There aren’t many arenas on which you can better reveal your currency—or utter lack thereof—than with your phone system. If you’re a business person who fancies him- or herself occupying one of the sharper stops along the old technology scale, but the phone you pick up to announce same dates back to the Ark, you might want to reconsider the assessment.
The sweeping appearance of voice and data networks on the evolving scene put analog, digital and key phone office systems out to pasture. If you’re still punching up one of these babies, though, I wouldn’t despair. We at 360 can yank your legacies into the latest century with telephone technology that’ll lay you flat.
Our world-class converged communications solutions capitalize on the latest Voice over Internet Protocol (VoIP) and set you up with a state-of-the-art phone system that’s as robust and flexible as it is reliable and cost effective. What’s more, because so much of the cool stuff is software based, thus sidestepping the proprietary hardware-rooted phone systems of old, it’s a breeze to manage yourself.
This kind of thing is particularly worth hearing if you’re at the helm of a “virtual office” whose requirements for a full range of telephony and networking functionality are every bit as acute as those of the guy in the more conventional office setting.
There are many hallmarks to a good phone system. Maybe it allows a company to communicate across multiple offices as if employees were in the same building, whether that means patching a client through to a remote staffer or allowing employees in any location to pick up an incoming call.
Maybe it accommodates the latest in videophone technology and is reliable enough to finally count as a legitimate alternative to travel.
Or maybe it’s just an ultracool setup that lets users dip into the latest finds—including instant messaging, web-based collaboration, and all manner of video and mobility solutions—from the telecommunications pool.
The waves began in the 1870s, when a slew of inventors made a dash for the patent office to indemnify designs for telegraph-busting technology that transmitted speech electrically. Alexander Graham Bell clocked in first and the rest, as they say, is history.
The earliest phone made good on the hypothesis that by converting sound waves into electrical signals and employing a transmitter with a membrane capable of broadcasting them and a receiver capable of reproducing them, one could reinvent forever what it means to communicate remotely.
Today the humble telephone is among the most common household appliances. By the end of 2006, there were nearly four billion mobile and fixed-line subscribers worldwide. Four billion!
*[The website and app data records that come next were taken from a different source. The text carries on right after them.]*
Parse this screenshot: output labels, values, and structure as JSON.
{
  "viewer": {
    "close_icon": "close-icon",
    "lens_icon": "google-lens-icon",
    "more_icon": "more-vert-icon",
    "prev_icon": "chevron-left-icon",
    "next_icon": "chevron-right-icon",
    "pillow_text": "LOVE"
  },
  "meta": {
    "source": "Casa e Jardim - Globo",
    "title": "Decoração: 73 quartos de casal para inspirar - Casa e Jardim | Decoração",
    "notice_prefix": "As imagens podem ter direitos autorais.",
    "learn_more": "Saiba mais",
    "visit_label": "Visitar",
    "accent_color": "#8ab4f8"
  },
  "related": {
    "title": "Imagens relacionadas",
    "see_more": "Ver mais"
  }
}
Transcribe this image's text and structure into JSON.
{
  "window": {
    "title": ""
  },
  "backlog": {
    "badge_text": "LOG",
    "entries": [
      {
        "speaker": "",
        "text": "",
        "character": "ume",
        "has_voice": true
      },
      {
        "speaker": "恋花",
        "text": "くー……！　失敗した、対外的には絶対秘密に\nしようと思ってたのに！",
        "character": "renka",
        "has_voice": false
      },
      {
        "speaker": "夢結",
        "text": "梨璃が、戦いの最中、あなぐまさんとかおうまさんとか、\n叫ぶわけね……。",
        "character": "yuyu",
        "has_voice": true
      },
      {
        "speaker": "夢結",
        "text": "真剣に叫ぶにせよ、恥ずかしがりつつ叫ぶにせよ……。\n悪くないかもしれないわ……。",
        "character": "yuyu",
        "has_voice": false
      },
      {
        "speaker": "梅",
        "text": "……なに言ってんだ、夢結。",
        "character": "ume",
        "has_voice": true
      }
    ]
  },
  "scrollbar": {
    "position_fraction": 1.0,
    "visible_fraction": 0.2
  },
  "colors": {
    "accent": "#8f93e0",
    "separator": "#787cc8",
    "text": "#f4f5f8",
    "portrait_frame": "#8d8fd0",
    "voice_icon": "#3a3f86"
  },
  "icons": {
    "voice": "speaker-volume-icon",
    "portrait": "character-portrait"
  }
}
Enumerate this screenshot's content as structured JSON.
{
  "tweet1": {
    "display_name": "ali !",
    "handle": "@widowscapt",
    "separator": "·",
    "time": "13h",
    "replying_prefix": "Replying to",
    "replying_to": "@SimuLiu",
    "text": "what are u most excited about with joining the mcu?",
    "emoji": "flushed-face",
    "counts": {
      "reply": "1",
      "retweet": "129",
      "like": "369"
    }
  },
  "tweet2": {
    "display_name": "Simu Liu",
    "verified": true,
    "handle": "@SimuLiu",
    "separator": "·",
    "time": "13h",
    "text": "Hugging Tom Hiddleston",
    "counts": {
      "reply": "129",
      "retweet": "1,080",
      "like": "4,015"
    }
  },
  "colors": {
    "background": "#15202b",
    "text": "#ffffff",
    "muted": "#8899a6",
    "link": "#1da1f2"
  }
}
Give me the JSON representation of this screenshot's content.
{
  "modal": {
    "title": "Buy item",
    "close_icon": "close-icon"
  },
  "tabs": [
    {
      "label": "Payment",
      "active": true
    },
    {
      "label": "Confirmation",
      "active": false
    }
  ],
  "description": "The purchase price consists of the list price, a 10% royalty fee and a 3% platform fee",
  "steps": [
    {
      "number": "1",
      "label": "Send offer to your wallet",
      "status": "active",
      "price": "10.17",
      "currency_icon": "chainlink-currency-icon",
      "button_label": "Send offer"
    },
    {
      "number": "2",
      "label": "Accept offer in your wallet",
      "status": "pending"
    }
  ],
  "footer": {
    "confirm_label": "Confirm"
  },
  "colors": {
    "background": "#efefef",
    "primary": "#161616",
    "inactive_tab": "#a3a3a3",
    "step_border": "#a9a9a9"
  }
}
Talk about a killer app.
Eventually, the industry gravitated into digital telephony, improving its quality and capacity along the way and today, well, today, all bets are off. Telephone conversations that started as analog signals over wires are digital signals that travel by micro- and lightwaves over land, optical fibre and air. The traditional analog telephone is converging with computer data and entertainment networks. Cats are mating with dogs. And nothing nothing nothing will ever be the same.
Over here at 360, the best thing is that we get to watch all this change from the front lines. More than that, we get to effect it.